    Using multiple short epochs optimises the stability of infant EEG connectivity parameters

    Haartsen, R. and van der Velde, B. and Jones, Emily J.H. and Johnson, Mark H. and Kemner, C. (2020) Using multiple short epochs optimises the stability of infant EEG connectivity parameters. Scientific Reports 10 (12703), ISSN 2045-2322.

    [img] Text
    TRT_EEGfc10mo_MM_forBiron.pdf - Author's Accepted Manuscript
    Restricted to Repository staff only

    Download (1MB)
    [img]
    Preview
    Text
    32408.pdf - Published Version of Record
    Available under License Creative Commons Attribution.

    Download (2MB) | Preview

    Abstract

    Atypicalities in connectivity between brain regions have been implicated in a range of neurocognitive disorders.

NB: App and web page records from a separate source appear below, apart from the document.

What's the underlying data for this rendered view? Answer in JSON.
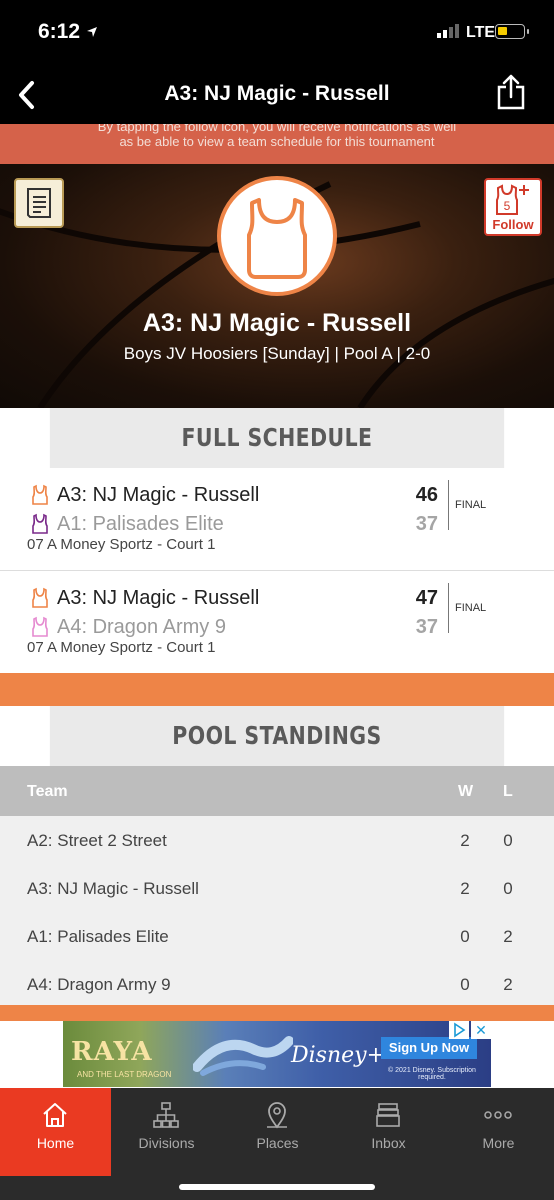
{
  "status_bar": {
    "time": "6:12",
    "network": "LTE"
  },
  "nav": {
    "title": "A3: NJ Magic - Russell",
    "back_icon": "chevron-left-icon",
    "share_icon": "share-icon"
  },
  "banner": {
    "line1": "By tapping the follow icon, you will receive notifications as well",
    "line2": "as be able to view a team schedule for this tournament"
  },
  "hero": {
    "team_name": "A3: NJ Magic - Russell",
    "subtitle": "Boys JV Hoosiers [Sunday] | Pool A | 2-0",
    "follow_label": "Follow",
    "follow_badge": "5",
    "accent_color": "#ee8447"
  },
  "schedule": {
    "heading": "FULL SCHEDULE",
    "games": [
      {
        "team1": "A3: NJ Magic - Russell",
        "score1": "46",
        "team2": "A1: Palisades Elite",
        "score2": "37",
        "venue": "07 A Money Sportz - Court 1",
        "status": "FINAL",
        "jersey1_color": "#ee8447",
        "jersey2_color": "#7a2a8a"
      },
      {
        "team1": "A3: NJ Magic - Russell",
        "score1": "47",
        "team2": "A4: Dragon Army 9",
        "score2": "37",
        "venue": "07 A Money Sportz - Court 1",
        "status": "FINAL",
        "jersey1_color": "#ee8447",
        "jersey2_color": "#e58ad0"
      }
    ]
  },
  "standings": {
    "heading": "POOL STANDINGS",
    "columns": {
      "team": "Team",
      "w": "W",
      "l": "L"
    },
    "rows": [
      {
        "team": "A2: Street 2 Street",
        "w": "2",
        "l": "0"
      },
      {
        "team": "A3: NJ Magic - Russell",
        "w": "2",
        "l": "0"
      },
      {
        "team": "A1: Palisades Elite",
        "w": "0",
        "l": "2"
      },
      {
        "team": "A4: Dragon Army 9",
        "w": "0",
        "l": "2"
      }
    ]
  },
  "ad": {
    "brand": "RAYA",
    "brand_sub": "AND THE LAST DRAGON",
    "service": "Disney+",
    "cta": "Sign Up Now",
    "copyright": "© 2021 Disney. Subscription required.",
    "close": "✕"
  },
  "tabbar": {
    "items": [
      {
        "label": "Home",
        "icon": "home-icon",
        "active": true
      },
      {
        "label": "Divisions",
        "icon": "hierarchy-icon",
        "active": false
      },
      {
        "label": "Places",
        "icon": "map-pin-icon",
        "active": false
      },
      {
        "label": "Inbox",
        "icon": "inbox-icon",
        "active": false
      },
      {
        "label": "More",
        "icon": "more-dots-icon",
        "active": false
      }
    ]
  }
}
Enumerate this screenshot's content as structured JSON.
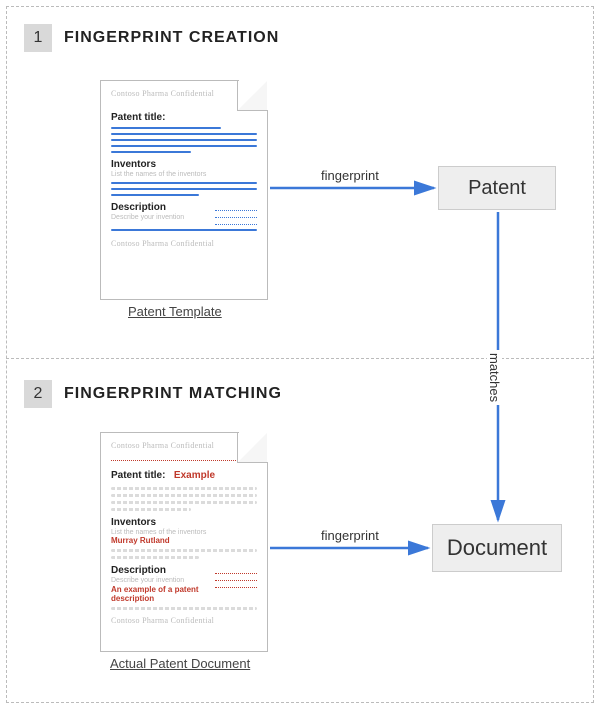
{
  "step1": {
    "num": "1",
    "title": "FINGERPRINT CREATION"
  },
  "step2": {
    "num": "2",
    "title": "FINGERPRINT MATCHING"
  },
  "nodes": {
    "patent": "Patent",
    "document": "Document"
  },
  "edges": {
    "fp1": "fingerprint",
    "matches": "matches",
    "fp2": "fingerprint"
  },
  "captions": {
    "template": "Patent Template",
    "actual": "Actual Patent Document"
  },
  "doc1": {
    "confidential": "Contoso Pharma Confidential",
    "title_label": "Patent title:",
    "inventors_label": "Inventors",
    "inventors_sub": "List the names of the inventors",
    "description_label": "Description",
    "description_sub": "Describe your invention"
  },
  "doc2": {
    "confidential": "Contoso Pharma Confidential",
    "title_label": "Patent title:",
    "title_value": "Example",
    "inventors_label": "Inventors",
    "inventors_sub": "List the names of the inventors",
    "inventor_value": "Murray Rutland",
    "description_label": "Description",
    "description_sub": "Describe your invention",
    "description_value": "An example of a patent description"
  }
}
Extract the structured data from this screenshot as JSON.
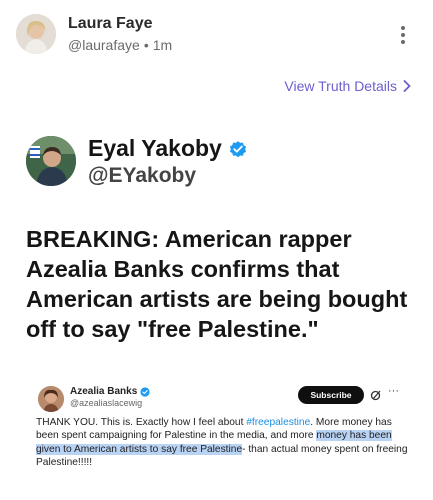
{
  "post": {
    "author_name": "Laura Faye",
    "author_handle": "@laurafaye",
    "separator": "•",
    "timestamp": "1m",
    "view_details_label": "View Truth Details"
  },
  "quoted": {
    "author_name": "Eyal Yakoby",
    "author_handle": "@EYakoby",
    "headline": "BREAKING: American rapper Azealia Banks confirms that American artists are being bought off to say \"free Palestine.\""
  },
  "embedded": {
    "author_name": "Azealia Banks",
    "author_handle": "@azealiaslacewig",
    "subscribe_label": "Subscribe",
    "more_label": "···",
    "text_part1": "THANK YOU. This is. Exactly how I feel about ",
    "hashtag": "#freepalestine",
    "text_part2": ". More money has been spent campaigning for Palestine in the media, and more ",
    "text_highlight": "money has been given to American artists to say free Palestine",
    "text_part3": "- than actual money spent on freeing Palestine!!!!!"
  },
  "colors": {
    "link": "#6c5fcf",
    "verified": "#1d9bf0",
    "hashtag": "#1d8fe0",
    "highlight": "#b9d3f5"
  },
  "icons": {
    "more": "kebab-vertical-icon",
    "chevron": "chevron-right-icon",
    "verified": "verified-badge-icon",
    "grok": "grok-icon"
  }
}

We require metrics to assess stable individual differences in connectivity in the developing brain, while facing the challenge of limited data quality and quantity. Here, we examine how varying core processing parameters can optimise the test-retest reliability of EEG connectivity measures in infants. EEG was recorded twice with a 1-week interval between sessions in 10- month-olds. EEG alpha connectivity was measured across different epoch lengths and numbers, with the phase lag index (PLI) and debiased weighted PLI (dbWPLI), for both whole-head connectivity and graph theory metrics. We calculated intra-class correlations between sessions for infants with sufficient data for both sessions (N’s = 19 – 41, depending on the segmentation method). Reliability for the whole brain dbWPLI was higher across many short epochs, whereas reliability for the whole brain PLI was higher across fewer long epochs. However, the PLI is confounded by the number of available segments. Reliability was higher for whole brain connectivity than graph theory metrics. Thus, segmenting available data into a high number of short epochs and calculating the dbWPLI is most appropriate for characterising connectivity in populations with limited availability of EEG data.

    Metadata

    Item Type: Article
    School: School of Science > Psychological Sciences
    Research Centres and Institutes: Brain and Cognitive Development, Centre for (CBCD)
    Depositing User: Emily Jones
    Date Deposited: 02 Dec 2020 17:43
    Last Modified: 07 Jul 2021 10:49
    URI: https://eprints.bbk.ac.uk/id/eprint/32408

    Statistics

    Downloads
    Activity Overview
    7Downloads
    19Hits

    Additional statistics are available via IRStats2.

    Archive Staff Only (login required)

    Edit/View Item Edit/View Item